Follow these instructions to assemble the Mirobot control board.
When you unwrap the package you should see a pink bag with the components in it, a white PCB and the black battery box.
Take these out and put the rest of the package to one side for now.
To assemble the PCB you will need:
- A soldering iron
- Solder (60/40 tin/lead solder is the easiest to use. Lead free is harder)
It is highly recommended to watch this soldering tutorial before starting if you're not used to soldering. Soldering isn't too difficult, but it's worth taking the time to make sure it's done well so it is more likely to work first time.
Here are all of the parts that are in the pink bag. At the bottom of the picture are the parts for assembling the chassis so put these back in the bag for now.
Solder the WiFi socket in place.
Solder both of the chip sockets in to place. Take care to put the notch in the smaller one in line with the outline on the PCB. The larger one should have the notch on the top otherwise you won't be able to solder a later step.
Solder the stepper sockets in place. You need to make sure that the side with two notches in it is at the edge of the board - check the photo. They should clip satisfyingly into place.
Solder the three servo connector pins. This should be inserted with the small end of the pins going through the PCB from the top down.
Solder in the power switch.
Step six (optional)
Solder in the expansion pins. If you're not planning on using any expansion kits you don't need to do this, though it won't harm to put them in anyway and it's good practice soldering!
Now we need to solder the pins on to the Arduino board we are using. The best way of doing this is to push both rows of pins into the Arduino socket as shown in this photo.
You can then put the Arduino onto these pins and solder them in. Doing it this way makes sure they are well aligned and will fit in and out nice and easily. The pins are quite small but take your time and it shouldn't be too tricky.
Step eight (optional)
If you think you might want to reprogram the Arduino at some point in the future, you can solder on the programming pins as shown in the photo. You don't need these on in order to use Mirobot though.
First, inspect your soldering. There should be no messy bits of solder bridging from the pins to other parts of the PCB. If there are, use the soldering iron to remove them. We're going to test the board before soldering the battery pack on because once it's in place it would need removing if there are any errors:
- Move the switch to the Off position.
- Put the Arduino and the WiFi module in to their sockets
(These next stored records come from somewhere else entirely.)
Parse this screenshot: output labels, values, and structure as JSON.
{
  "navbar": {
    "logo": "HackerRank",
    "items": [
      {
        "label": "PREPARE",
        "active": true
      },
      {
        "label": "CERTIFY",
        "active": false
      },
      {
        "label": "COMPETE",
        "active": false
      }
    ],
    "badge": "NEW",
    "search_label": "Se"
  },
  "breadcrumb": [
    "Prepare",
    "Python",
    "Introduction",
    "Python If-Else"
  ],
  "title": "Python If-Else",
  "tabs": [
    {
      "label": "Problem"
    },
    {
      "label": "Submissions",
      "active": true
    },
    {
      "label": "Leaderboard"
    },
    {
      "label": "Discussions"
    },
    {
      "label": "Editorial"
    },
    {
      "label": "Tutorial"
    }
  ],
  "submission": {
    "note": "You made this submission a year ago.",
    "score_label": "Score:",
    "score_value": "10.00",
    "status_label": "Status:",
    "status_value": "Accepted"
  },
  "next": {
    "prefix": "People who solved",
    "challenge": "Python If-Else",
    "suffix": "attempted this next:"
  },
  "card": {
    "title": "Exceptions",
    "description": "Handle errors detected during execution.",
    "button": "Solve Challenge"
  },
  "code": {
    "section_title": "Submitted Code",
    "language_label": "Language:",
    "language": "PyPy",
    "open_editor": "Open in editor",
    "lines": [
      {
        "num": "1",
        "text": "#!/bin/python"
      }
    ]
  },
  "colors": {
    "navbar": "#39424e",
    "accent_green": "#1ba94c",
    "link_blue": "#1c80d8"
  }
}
- Put 4 AA batteries into the battery pack.
- Put the battery pack pins into the two remaining holes on the board, like in this photo
- Push gently on the bottom of the battery pack so it makes contact with the holes
- Move the switch to the On position.
- There should be two LEDs lit up on the Arduino. One should stay solid (the power LED) and one should flash for a few seconds before turning solid as well.
If the LEDs don't turn on then turn it off straight away because there's most likely a short circuit. Take a careful look at the back of your board to double check for any bits of solder that might be bridging between pins.
Don't solder the battery pack on until you have successfully done this step!
It's time to attach the battery holder. First, peel off the cover over the sticky pad on the battery holder. Then push the pins on the holder through the PCB from behind like in this picture. Once you've pushed it on so it sticks then you should carefuly solder it making sure you don't melt the Arduino socket.
Put the batteries in the holder and turn the switch on again to make sure the LEDs still come on and flash correctly. If the LED starts flashing then the board is OK and you should plug in the servo, making sure the colours on the cable match with the words on the board. This will align the servo to the up position, ready for building the chassis.
Now you should build the chassis